I am just pointing out that the opportunities are there and not necessarily the motives. My scenario is what I can come up within minutes of reading your initial post.

That was some serious anon-lag, I been waiting to read your post for hours now.

More on this later, I have a bit of work to catch up on.
--
Everything in moderation... Including Moderation --Oscar Wilde


Ott_Cable

@teksavvy.com
BTW this is an interesting article. Whoever done is very smart in bouncing that data to a 3rd party phone (could be a burner) on the network in real time. The equipment is made by Ericsson and time frame is 2004.

»spectrum.ieee.org/telecom/securi···affair/0
"COVER - The Athens Affair - How some extremely smart hackers pulled off the most audacious cell-network break-in ever"

>To diagnose the failures, which seemed highly unusual but reasonably innocuous at the time, Vodafone contacted the maker of the switches, the Swedish telecommunications equipment manufacturer Ericsson.

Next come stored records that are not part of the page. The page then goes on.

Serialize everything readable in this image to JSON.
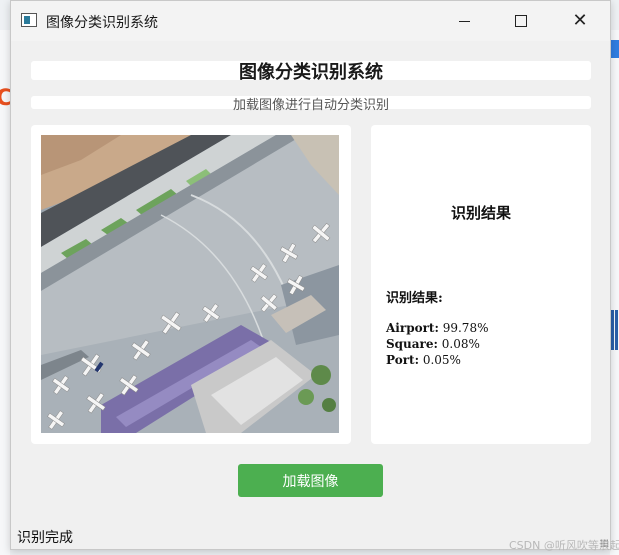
{
  "window": {
    "title": "图像分类识别系统"
  },
  "header": {
    "title": "图像分类识别系统",
    "subtitle": "加载图像进行自动分类识别"
  },
  "image_panel": {
    "image_alt": "aerial-airport-image"
  },
  "result_panel": {
    "heading": "识别结果",
    "label": "识别结果:",
    "results": [
      {
        "class": "Airport:",
        "prob": "99.78%"
      },
      {
        "class": "Square:",
        "prob": "0.08%"
      },
      {
        "class": "Port:",
        "prob": "0.05%"
      }
    ]
  },
  "actions": {
    "load_label": "加载图像",
    "load_color": "#4caf50"
  },
  "status": {
    "text": "识别完成"
  },
  "watermark": {
    "text": "CSDN @听风吹等浪起"
  }
}
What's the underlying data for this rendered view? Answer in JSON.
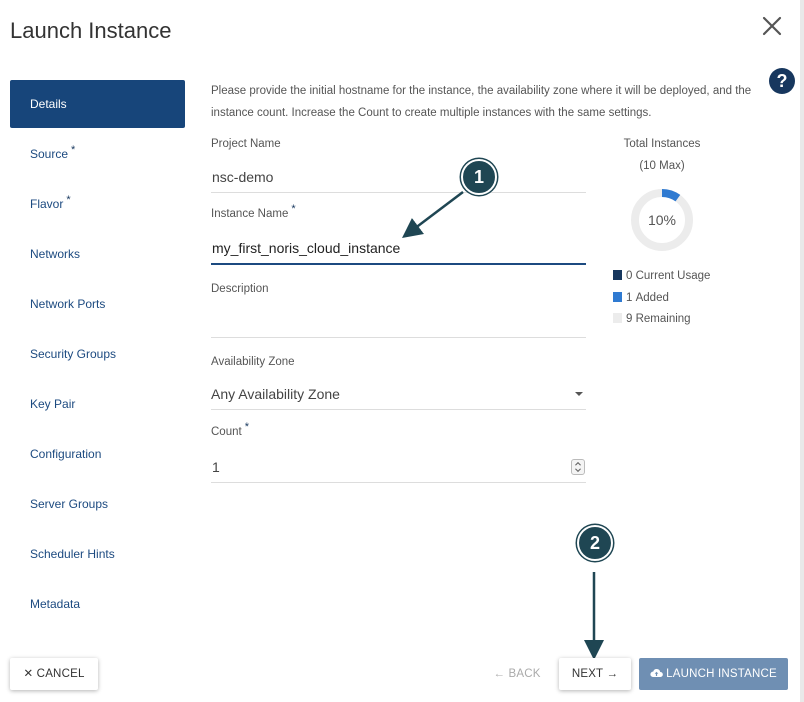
{
  "dialog": {
    "title": "Launch Instance",
    "close_glyph": "✕",
    "help_glyph": "?"
  },
  "sidebar": {
    "items": [
      {
        "label": "Details",
        "required": false
      },
      {
        "label": "Source",
        "required": true
      },
      {
        "label": "Flavor",
        "required": true
      },
      {
        "label": "Networks",
        "required": false
      },
      {
        "label": "Network Ports",
        "required": false
      },
      {
        "label": "Security Groups",
        "required": false
      },
      {
        "label": "Key Pair",
        "required": false
      },
      {
        "label": "Configuration",
        "required": false
      },
      {
        "label": "Server Groups",
        "required": false
      },
      {
        "label": "Scheduler Hints",
        "required": false
      },
      {
        "label": "Metadata",
        "required": false
      }
    ],
    "required_marker": "*"
  },
  "details": {
    "intro": "Please provide the initial hostname for the instance, the availability zone where it will be deployed, and the instance count. Increase the Count to create multiple instances with the same settings.",
    "project_name_label": "Project Name",
    "project_name_value": "nsc-demo",
    "instance_name_label": "Instance Name",
    "instance_name_value": "my_first_noris_cloud_instance",
    "description_label": "Description",
    "description_value": "",
    "availability_zone_label": "Availability Zone",
    "availability_zone_value": "Any Availability Zone",
    "count_label": "Count",
    "count_value": "1"
  },
  "total_instances": {
    "title": "Total Instances",
    "max": "(10 Max)",
    "percent_label": "10%",
    "fraction_used": 0.1,
    "legend": [
      {
        "count": "0",
        "label": "Current Usage",
        "color": "#17375e"
      },
      {
        "count": "1",
        "label": "Added",
        "color": "#2f7ad1"
      },
      {
        "count": "9",
        "label": "Remaining",
        "color": "#ececec"
      }
    ]
  },
  "annotations": {
    "marker1": "1",
    "marker2": "2"
  },
  "footer": {
    "cancel_label": "✕ CANCEL",
    "back_label": "← BACK",
    "next_label": "NEXT →",
    "launch_label": "LAUNCH INSTANCE"
  },
  "colors": {
    "primary": "#17457a",
    "accent": "#2f7ad1",
    "marker": "#1f4653",
    "launch_button": "#6f8fb3"
  }
}
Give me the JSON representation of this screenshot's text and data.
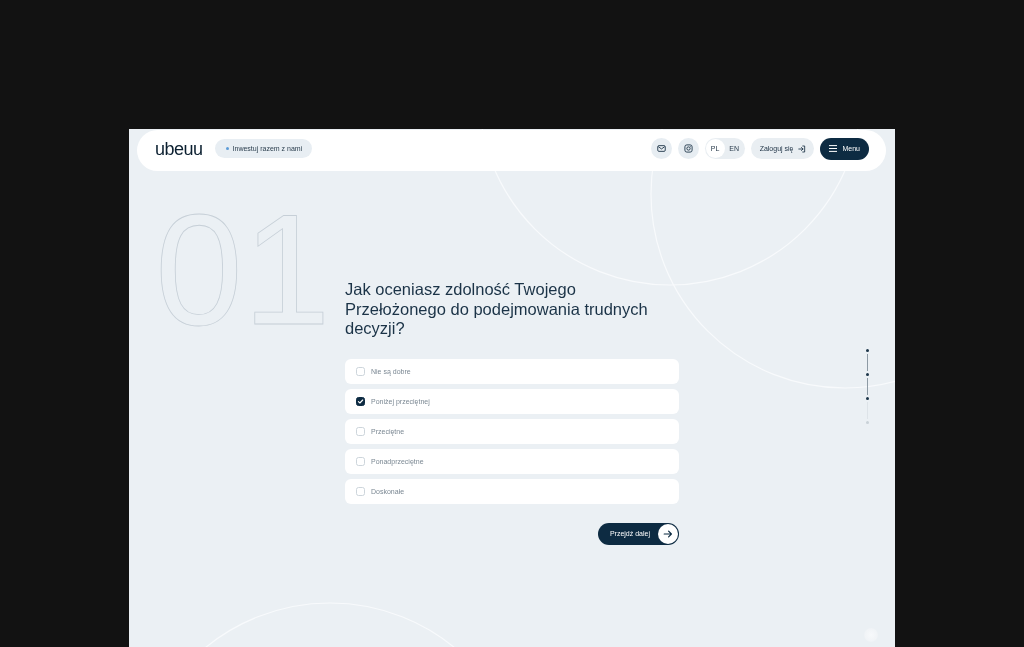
{
  "header": {
    "logo": "ubeuu",
    "invest_link": "Inwestuj razem z nami",
    "languages": [
      {
        "label": "PL",
        "selected": true
      },
      {
        "label": "EN",
        "selected": false
      }
    ],
    "login_button": "Zaloguj się",
    "menu_button": "Menu"
  },
  "step_number": "01",
  "question": {
    "text": "Jak oceniasz zdolność Twojego Przełożonego do podejmowania trudnych decyzji?",
    "options": [
      {
        "label": "Nie są dobre",
        "checked": false
      },
      {
        "label": "Poniżej przeciętnej",
        "checked": true
      },
      {
        "label": "Przeciętne",
        "checked": false
      },
      {
        "label": "Ponadprzeciętne",
        "checked": false
      },
      {
        "label": "Doskonałe",
        "checked": false
      }
    ]
  },
  "next_button": "Przejdź dalej",
  "step_indicator": [
    {
      "reached": true
    },
    {
      "reached": true
    },
    {
      "reached": true
    },
    {
      "reached": false
    }
  ]
}
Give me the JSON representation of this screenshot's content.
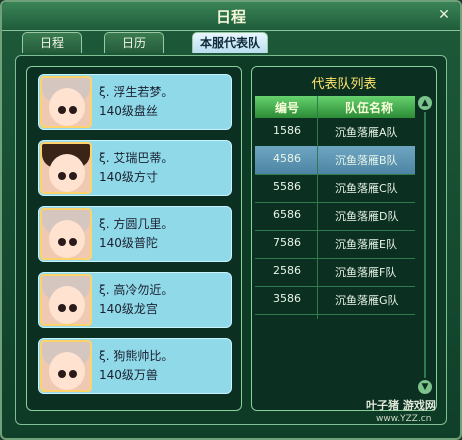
{
  "window": {
    "title": "日程",
    "close_icon": "close-icon"
  },
  "tabs": [
    {
      "label": "日程"
    },
    {
      "label": "日历"
    },
    {
      "label": "本服代表队"
    }
  ],
  "members": [
    {
      "name": "ξ. 浮生若梦。",
      "level": "140级盘丝",
      "avatar": "female-avatar"
    },
    {
      "name": "ξ. 艾瑞巴蒂。",
      "level": "140级方寸",
      "avatar": "male-avatar"
    },
    {
      "name": "ξ. 方圆几里。",
      "level": "140级普陀",
      "avatar": "female-avatar"
    },
    {
      "name": "ξ. 高冷勿近。",
      "level": "140级龙宫",
      "avatar": "female-avatar"
    },
    {
      "name": "ξ. 狗熊帅比。",
      "level": "140级万兽",
      "avatar": "female-avatar"
    }
  ],
  "team_list": {
    "title": "代表队列表",
    "headers": {
      "id": "编号",
      "team": "队伍名称"
    },
    "rows": [
      {
        "id": "1586",
        "team": "沉鱼落雁A队",
        "selected": false
      },
      {
        "id": "4586",
        "team": "沉鱼落雁B队",
        "selected": true
      },
      {
        "id": "5586",
        "team": "沉鱼落雁C队",
        "selected": false
      },
      {
        "id": "6586",
        "team": "沉鱼落雁D队",
        "selected": false
      },
      {
        "id": "7586",
        "team": "沉鱼落雁E队",
        "selected": false
      },
      {
        "id": "2586",
        "team": "沉鱼落雁F队",
        "selected": false
      },
      {
        "id": "3586",
        "team": "沉鱼落雁G队",
        "selected": false
      }
    ]
  },
  "watermark": {
    "text": "叶子猪 游戏网",
    "url": "www.YZZ.cn"
  }
}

>We now know that the illegally implanted software, which was eventually found in a total of four of Vodafone's Greek switches, created parallel streams of digitized voice for the tapped phone calls. One stream was the ordinary one, between the two calling parties. The other stream, an exact copy, was directed to other cellphones, allowing the tappers to listen in on the conversations on the cellphones, and probably also to record them.